[Items from a data source]
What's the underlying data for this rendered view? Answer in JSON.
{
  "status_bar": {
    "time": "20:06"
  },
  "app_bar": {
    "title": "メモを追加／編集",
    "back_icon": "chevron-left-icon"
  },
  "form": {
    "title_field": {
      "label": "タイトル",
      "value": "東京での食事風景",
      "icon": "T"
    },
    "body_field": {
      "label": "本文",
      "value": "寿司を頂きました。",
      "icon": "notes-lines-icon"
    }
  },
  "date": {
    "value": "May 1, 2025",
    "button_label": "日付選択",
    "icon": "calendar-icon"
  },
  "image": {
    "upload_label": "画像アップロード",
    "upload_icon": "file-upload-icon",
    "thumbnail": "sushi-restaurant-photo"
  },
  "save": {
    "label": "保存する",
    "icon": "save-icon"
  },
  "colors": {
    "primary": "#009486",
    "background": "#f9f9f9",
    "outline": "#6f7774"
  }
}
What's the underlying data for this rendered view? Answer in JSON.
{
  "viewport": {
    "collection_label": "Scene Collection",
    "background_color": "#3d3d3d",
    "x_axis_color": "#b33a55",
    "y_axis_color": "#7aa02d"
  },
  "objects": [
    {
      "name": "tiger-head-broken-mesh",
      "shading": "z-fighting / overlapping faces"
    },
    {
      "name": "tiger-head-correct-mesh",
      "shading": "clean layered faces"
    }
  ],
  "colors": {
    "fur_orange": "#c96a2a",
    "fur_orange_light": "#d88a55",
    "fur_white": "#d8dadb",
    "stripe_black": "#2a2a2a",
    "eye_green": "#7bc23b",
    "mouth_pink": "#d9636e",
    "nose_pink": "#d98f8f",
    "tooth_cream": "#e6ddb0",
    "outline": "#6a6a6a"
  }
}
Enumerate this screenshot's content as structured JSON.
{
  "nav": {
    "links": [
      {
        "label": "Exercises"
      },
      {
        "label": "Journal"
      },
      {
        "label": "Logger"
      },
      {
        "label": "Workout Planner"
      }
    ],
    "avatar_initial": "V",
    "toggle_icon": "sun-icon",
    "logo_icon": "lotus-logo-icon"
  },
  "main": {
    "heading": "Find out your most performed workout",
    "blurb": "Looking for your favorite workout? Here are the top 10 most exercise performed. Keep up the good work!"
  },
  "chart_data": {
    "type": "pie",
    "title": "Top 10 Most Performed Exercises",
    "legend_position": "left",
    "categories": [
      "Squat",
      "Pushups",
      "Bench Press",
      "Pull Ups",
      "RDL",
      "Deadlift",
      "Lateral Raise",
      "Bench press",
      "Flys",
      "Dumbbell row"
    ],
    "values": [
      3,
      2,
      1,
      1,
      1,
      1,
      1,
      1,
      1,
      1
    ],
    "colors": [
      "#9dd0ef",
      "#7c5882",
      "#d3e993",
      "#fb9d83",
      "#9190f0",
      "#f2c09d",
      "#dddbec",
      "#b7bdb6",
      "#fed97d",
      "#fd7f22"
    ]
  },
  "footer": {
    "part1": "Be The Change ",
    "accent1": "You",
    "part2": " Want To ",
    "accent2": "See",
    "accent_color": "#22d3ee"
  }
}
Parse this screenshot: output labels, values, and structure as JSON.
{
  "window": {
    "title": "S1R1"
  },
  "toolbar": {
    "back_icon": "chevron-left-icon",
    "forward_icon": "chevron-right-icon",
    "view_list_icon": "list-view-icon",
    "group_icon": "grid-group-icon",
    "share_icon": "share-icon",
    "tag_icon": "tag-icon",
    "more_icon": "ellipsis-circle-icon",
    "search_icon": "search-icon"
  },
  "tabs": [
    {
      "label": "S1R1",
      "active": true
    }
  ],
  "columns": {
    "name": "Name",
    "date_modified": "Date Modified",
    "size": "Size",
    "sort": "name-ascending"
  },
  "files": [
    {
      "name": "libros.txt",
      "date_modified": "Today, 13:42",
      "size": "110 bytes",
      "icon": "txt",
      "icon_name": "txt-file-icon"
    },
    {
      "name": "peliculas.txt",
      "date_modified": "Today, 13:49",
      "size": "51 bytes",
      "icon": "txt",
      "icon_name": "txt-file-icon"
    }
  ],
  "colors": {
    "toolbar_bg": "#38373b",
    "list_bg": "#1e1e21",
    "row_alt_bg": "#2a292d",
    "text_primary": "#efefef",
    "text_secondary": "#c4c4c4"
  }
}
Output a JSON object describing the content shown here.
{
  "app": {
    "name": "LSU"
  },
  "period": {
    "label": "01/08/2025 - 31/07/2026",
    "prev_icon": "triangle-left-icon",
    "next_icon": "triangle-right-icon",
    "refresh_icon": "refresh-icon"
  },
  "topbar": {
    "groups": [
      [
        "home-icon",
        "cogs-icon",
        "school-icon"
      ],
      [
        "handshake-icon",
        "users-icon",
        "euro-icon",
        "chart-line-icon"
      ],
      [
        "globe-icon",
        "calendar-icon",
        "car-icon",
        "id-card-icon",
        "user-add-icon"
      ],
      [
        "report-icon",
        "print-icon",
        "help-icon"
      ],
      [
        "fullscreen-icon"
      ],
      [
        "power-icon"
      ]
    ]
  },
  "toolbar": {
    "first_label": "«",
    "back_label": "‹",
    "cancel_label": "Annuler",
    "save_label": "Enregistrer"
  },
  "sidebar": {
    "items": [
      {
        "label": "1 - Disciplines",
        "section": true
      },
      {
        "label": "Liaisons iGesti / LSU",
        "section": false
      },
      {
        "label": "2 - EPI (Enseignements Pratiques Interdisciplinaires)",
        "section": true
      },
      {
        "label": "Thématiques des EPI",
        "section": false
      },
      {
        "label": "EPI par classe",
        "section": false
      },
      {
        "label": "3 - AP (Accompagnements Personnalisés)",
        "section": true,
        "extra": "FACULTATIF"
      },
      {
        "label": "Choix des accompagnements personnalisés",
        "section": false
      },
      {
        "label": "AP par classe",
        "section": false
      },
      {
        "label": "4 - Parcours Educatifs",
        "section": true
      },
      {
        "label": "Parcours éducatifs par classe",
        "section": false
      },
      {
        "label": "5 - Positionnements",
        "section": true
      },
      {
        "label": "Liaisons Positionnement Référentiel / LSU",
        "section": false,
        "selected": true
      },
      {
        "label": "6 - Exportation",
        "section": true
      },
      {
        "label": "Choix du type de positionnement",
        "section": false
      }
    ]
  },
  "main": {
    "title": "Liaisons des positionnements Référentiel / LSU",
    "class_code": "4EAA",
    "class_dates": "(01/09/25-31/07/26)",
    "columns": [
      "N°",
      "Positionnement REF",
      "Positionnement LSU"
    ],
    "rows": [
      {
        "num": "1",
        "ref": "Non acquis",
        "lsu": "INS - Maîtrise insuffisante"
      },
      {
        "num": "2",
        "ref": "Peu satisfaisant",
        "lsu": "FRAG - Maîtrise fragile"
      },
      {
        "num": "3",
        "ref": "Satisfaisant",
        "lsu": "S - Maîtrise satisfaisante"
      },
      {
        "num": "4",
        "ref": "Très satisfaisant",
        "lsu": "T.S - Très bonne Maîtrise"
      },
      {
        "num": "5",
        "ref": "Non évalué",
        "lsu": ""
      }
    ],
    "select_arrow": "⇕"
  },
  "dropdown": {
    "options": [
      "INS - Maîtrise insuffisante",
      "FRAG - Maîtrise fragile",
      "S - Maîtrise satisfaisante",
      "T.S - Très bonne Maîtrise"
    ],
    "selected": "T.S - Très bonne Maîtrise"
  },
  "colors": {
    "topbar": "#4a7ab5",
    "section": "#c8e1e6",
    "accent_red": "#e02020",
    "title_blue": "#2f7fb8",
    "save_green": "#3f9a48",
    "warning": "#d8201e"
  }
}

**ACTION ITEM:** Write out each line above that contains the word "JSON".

**FINISHED TASK:**
What's the underlying data for this rendered view? Answer in JSON.
What's the underlying data for this rendered view? Answer in JSON.
Enumerate this screenshot's content as structured JSON.
Parse this screenshot: output labels, values, and structure as JSON.
Output a JSON object describing the content shown here.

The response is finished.